Data to examine >>
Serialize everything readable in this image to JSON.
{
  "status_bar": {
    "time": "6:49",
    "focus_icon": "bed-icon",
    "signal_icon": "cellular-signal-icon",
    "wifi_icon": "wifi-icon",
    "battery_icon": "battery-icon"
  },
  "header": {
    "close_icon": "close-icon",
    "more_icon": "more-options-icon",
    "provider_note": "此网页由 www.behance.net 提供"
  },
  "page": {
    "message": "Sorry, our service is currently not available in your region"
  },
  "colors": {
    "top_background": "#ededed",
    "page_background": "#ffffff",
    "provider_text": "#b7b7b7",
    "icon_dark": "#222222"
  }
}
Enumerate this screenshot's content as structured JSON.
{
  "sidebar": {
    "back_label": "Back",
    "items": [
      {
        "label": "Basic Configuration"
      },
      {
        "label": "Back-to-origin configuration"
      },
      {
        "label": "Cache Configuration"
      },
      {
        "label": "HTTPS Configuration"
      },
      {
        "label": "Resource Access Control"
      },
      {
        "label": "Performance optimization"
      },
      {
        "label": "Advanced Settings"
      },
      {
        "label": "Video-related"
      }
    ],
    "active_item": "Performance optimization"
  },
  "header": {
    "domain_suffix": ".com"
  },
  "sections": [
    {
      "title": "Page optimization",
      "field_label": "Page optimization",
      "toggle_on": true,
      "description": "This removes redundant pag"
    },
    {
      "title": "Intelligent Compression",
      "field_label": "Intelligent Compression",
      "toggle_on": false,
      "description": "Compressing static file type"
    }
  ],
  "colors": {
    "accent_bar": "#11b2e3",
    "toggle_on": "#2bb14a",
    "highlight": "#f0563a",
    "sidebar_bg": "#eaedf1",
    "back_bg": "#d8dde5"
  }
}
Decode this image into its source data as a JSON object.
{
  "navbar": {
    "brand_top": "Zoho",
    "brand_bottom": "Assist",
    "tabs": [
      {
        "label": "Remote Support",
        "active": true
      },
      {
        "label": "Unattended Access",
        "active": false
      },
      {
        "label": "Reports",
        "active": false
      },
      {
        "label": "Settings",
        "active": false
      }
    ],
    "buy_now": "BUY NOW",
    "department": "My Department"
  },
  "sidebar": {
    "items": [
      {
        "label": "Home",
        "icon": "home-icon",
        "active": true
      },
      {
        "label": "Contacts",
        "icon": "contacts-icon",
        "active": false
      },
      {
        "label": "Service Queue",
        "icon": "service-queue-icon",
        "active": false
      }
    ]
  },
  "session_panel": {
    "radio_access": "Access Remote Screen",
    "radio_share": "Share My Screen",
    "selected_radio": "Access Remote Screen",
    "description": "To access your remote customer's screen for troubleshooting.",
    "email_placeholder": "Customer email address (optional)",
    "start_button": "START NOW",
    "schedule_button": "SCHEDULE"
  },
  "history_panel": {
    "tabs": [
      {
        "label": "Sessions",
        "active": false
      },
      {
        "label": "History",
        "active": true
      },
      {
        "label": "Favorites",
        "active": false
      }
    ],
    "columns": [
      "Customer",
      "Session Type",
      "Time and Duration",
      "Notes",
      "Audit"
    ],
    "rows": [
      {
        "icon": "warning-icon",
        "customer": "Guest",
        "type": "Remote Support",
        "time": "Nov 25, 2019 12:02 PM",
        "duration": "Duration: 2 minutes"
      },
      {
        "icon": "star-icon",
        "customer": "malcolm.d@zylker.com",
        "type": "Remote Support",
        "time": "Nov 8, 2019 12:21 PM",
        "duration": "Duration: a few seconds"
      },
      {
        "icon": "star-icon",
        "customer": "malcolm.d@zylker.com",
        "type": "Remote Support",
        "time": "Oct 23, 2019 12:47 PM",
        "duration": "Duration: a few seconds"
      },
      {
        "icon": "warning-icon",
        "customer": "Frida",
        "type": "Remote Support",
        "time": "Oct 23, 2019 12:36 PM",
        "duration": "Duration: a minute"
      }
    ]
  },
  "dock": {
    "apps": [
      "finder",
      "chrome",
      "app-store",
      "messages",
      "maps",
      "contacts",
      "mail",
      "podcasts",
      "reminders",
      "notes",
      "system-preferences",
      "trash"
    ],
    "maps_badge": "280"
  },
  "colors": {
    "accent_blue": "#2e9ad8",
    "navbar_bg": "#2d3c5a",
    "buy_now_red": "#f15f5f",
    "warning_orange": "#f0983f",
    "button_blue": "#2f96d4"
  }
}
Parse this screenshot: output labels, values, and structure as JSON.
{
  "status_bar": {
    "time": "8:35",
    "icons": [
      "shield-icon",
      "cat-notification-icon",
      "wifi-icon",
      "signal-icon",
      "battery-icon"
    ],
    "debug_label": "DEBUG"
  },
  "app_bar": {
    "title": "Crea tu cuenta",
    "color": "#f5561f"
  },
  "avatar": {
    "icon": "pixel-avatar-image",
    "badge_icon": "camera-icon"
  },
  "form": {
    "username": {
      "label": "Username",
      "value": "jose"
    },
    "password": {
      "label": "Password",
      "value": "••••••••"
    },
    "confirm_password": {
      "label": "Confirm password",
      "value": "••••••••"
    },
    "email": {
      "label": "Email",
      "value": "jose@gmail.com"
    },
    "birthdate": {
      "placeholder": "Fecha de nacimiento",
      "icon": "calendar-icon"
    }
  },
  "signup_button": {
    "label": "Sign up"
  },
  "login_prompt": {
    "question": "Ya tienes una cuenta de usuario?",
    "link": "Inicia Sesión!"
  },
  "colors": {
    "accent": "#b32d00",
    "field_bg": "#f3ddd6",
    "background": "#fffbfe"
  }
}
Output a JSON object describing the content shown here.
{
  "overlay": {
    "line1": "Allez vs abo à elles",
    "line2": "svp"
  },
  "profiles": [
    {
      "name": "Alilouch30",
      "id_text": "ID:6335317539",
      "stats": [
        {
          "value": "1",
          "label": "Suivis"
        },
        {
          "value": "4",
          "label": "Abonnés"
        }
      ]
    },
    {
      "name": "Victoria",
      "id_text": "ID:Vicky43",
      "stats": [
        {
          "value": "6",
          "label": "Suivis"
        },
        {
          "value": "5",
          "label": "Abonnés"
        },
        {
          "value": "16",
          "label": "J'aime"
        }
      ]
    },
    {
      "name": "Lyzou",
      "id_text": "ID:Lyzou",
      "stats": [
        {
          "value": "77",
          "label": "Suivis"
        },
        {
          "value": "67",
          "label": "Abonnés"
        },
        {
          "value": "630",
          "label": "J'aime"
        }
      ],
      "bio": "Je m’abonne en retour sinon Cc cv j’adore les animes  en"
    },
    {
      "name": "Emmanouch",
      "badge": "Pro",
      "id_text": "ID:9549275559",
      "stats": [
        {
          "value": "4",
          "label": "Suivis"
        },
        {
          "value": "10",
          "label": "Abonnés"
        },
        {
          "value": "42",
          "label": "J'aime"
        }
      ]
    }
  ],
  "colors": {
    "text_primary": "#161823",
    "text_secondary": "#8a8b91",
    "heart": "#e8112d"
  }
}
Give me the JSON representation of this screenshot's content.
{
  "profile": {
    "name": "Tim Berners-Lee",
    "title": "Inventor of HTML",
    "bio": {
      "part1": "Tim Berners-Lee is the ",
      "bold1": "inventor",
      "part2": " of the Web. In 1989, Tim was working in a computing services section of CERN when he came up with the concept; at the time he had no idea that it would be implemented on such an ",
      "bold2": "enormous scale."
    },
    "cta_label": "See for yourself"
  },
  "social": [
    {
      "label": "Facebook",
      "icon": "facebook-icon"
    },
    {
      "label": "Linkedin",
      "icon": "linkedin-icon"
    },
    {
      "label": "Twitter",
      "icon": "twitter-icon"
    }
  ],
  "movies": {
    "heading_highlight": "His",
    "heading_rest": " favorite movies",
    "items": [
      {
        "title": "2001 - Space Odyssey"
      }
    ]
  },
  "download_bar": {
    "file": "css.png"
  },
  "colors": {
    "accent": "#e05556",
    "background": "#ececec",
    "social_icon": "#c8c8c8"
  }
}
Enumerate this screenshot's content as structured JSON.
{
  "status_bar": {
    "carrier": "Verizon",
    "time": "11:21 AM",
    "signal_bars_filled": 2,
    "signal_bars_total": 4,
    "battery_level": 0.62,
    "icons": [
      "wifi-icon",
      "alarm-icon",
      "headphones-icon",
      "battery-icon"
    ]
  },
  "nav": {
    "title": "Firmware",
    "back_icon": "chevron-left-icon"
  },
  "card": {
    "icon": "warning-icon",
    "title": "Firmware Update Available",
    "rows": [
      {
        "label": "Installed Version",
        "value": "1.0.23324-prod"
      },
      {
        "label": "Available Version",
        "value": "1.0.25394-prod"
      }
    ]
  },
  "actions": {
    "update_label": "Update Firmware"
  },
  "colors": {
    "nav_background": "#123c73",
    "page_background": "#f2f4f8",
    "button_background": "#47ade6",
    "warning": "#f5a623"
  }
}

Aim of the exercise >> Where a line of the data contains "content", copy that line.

Solution to this exercise >>
Enumerate this screenshot's content as structured JSON.
Output a JSON object describing the content shown here.
Give me the JSON representation of this screenshot's content.
Enumerate this screenshot's content as structured JSON.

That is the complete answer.